OUR CASE STUDY WAS COMPLETED BY THE UNIVERSITY OF MONCTON
We are very happy to share results from a recent pilot study with our Feeling Moodie app conducted by
Denis Lajoie and Annie Roy-Charland at the Université de Moncton. We have included excerpts from the
study below, which we have taken from the full report - Click Here to View the Case Study
- Amongst other functionalities, the Feeling Moodie App provides users with the opportunity to keep track
of their daily activities and mood.
- The study explored correlation patterns between psychological variables (positive and negative
emotional affects) and frequency of Moodie use, and the participants’ average moods and activities.
- As a proof-of-concept, the study explored the psychometric networks found across mood points using
the Group Iterative Multiple Model Estimation (GIMME) approach and a non-direct psychometric
network across all mood points.
- In this study it was found that the frequency of Moodie use over a two month period was associated with
lower anxiety levels at the end of the study period.
- Correlations with frequency of Moodie use:
- correlations were statistically significant.
- People who reported more stress at time 1 used Moodie less. On the other hand, people who used
Moodie more were less externally motivated and less anxious at time 2. The correlation with stress

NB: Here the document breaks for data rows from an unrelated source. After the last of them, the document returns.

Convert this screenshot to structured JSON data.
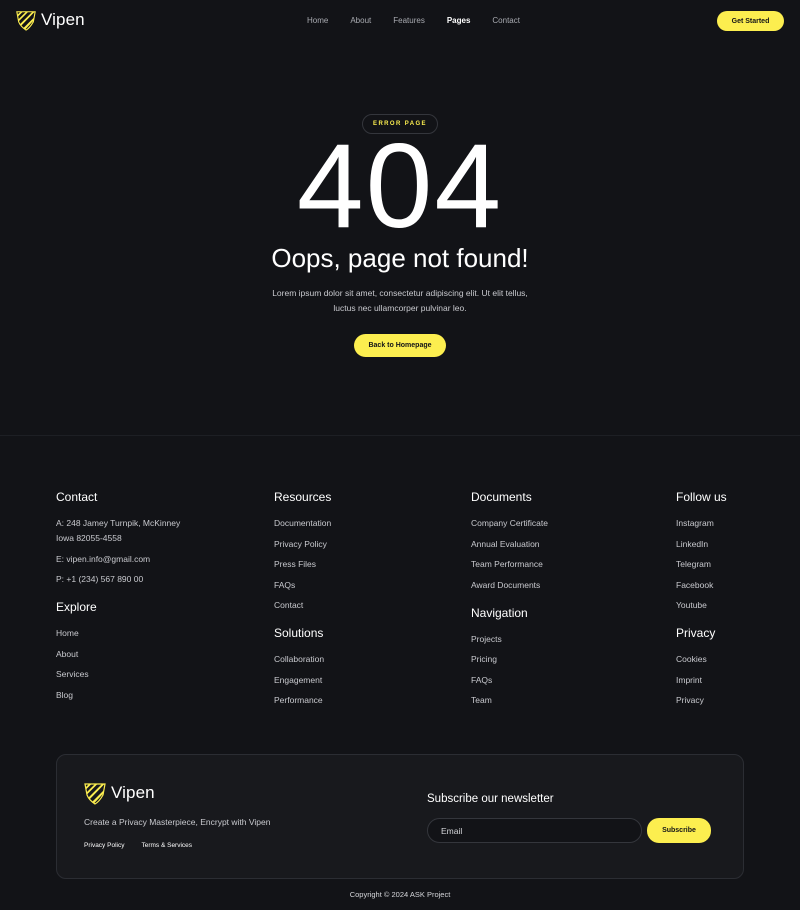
{
  "brand": {
    "name": "Vipen",
    "logo_icon": "shield-stripes-logo",
    "accent_color": "#fcee4f",
    "background_color": "#121317"
  },
  "nav": {
    "items": [
      {
        "label": "Home",
        "active": false
      },
      {
        "label": "About",
        "active": false
      },
      {
        "label": "Features",
        "active": false
      },
      {
        "label": "Pages",
        "active": true
      },
      {
        "label": "Contact",
        "active": false
      }
    ],
    "cta_label": "Get Started"
  },
  "hero": {
    "badge": "ERROR PAGE",
    "code": "404",
    "title": "Oops, page not found!",
    "description": "Lorem ipsum dolor sit amet, consectetur adipiscing elit. Ut elit tellus, luctus nec ullamcorper pulvinar leo.",
    "button_label": "Back to Homepage"
  },
  "footer": {
    "contact": {
      "title": "Contact",
      "address_line1": "A: 248 Jamey Turnpik, McKinney",
      "address_line2": "Iowa 82055-4558",
      "email": "E: vipen.info@gmail.com",
      "phone": "P: +1 (234) 567 890 00"
    },
    "explore": {
      "title": "Explore",
      "items": [
        "Home",
        "About",
        "Services",
        "Blog"
      ]
    },
    "resources": {
      "title": "Resources",
      "items": [
        "Documentation",
        "Privacy Policy",
        "Press Files",
        "FAQs",
        "Contact"
      ]
    },
    "solutions": {
      "title": "Solutions",
      "items": [
        "Collaboration",
        "Engagement",
        "Performance"
      ]
    },
    "documents": {
      "title": "Documents",
      "items": [
        "Company Certificate",
        "Annual Evaluation",
        "Team Performance",
        "Award Documents"
      ]
    },
    "navigation": {
      "title": "Navigation",
      "items": [
        "Projects",
        "Pricing",
        "FAQs",
        "Team"
      ]
    },
    "follow": {
      "title": "Follow us",
      "items": [
        "Instagram",
        "LinkedIn",
        "Telegram",
        "Facebook",
        "Youtube"
      ]
    },
    "privacy": {
      "title": "Privacy",
      "items": [
        "Cookies",
        "Imprint",
        "Privacy"
      ]
    }
  },
  "newsletter": {
    "brand_name": "Vipen",
    "tagline": "Create a Privacy Masterpiece, Encrypt with Vipen",
    "links": [
      "Privacy Policy",
      "Terms & Services"
    ],
    "title": "Subscribe our newsletter",
    "email_placeholder": "Email",
    "button_label": "Subscribe"
  },
  "copyright": "Copyright © 2024 ASK Project"
}
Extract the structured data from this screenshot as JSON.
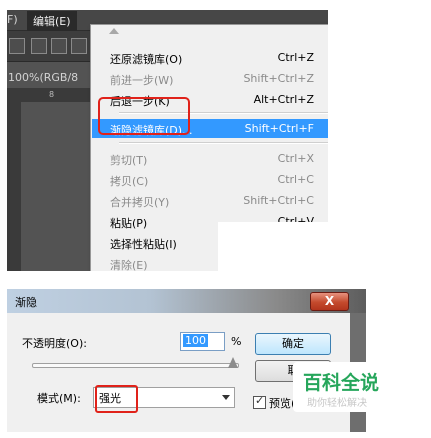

at time 1 is likely self-explanatory: stressed people probably had less psychological resources to
spend on mood check-ins. The correlation with external motivation is more surprising but still
logically plausible (people who are “in it for the money’ may find less value in participating in a
scientific study over a long term). The negative correlation is likely the most interesting one: there is
a potential for a causal effect here where Moodie use decreases anxiety. Of course, all correlations
discussed must be interpreted in light of the study limitations.
Appendix - View Appendix Now
Mood Points Network Document- View Mood Points Network Now
What is Anxiety?
Causes and Symptoms
Anxiety is a normal response to stress that we all feel from time to time. It can
alert us of potential dangers, and can help motivate us to take action toward our
goals. We might recognize it as an emotion and also through physical sensa-
tions such as feeling restless, sweaty, nauseous, or having an increased heart rate.
Although in the moment it can feel like our anxiety is permanent, these sensations
are often temporary and are not dangerous in themselves.
can become a huge burden when we experience it constantly causing us to feel
tired, tense, mentally foggy, irritable, and unable to participate fully in our lives.
Sometimes, we may be tempted to avoid scenarios that trigger our anxiety, how-
ever, this avoidance unfortunately only makes the the fear stronger. It is there-
fore important to develop practical skills to recognize and tolerate our anxi-
ety response, so that we can take back control of our lives.
What does Anxiety look like?
How it affects us
Anxiety can manifest both mentally and physically. Here are some common ways
we experience anxiety:
Sometimes our anxiety can take the form of thoughts such as:
- Racing heart
- Chest tightness
- Feeling on edge
- Muscle tension
- Trouble concentrating
- Numbness or tingling
- Trouble sleeping
- “What if they make fun of me?”
- “What if I do a bad job?”
- “What if I never get better?”
We may also participate in behaviours that seem to decrease our anxiety in the
short-term, but in reality prevent us from reaching our goals and makes the anxiety
stronger over time. Here are some ways that could happen:
Turning down invitations to social events because we are worried about embarrass-
ing ourselves in front of new people;
Avoiding public transport because being in a crowded space makes us anxious;
Avoiding speaking up in class or in a meeting in case we say the wrong thing;
Turning down a promotion at work because we are afraid we will not be good
Sometimes, anxiety can come on so quickly that we react before we realize what is
happening around us. When this happens we may actually make the situation
worse. It is important to recognize what our personal anxiety symptoms look like so
that in a crisis, we can observe our physical and mental response and proceed
Now take a moment to think about what anxiety looks like for you.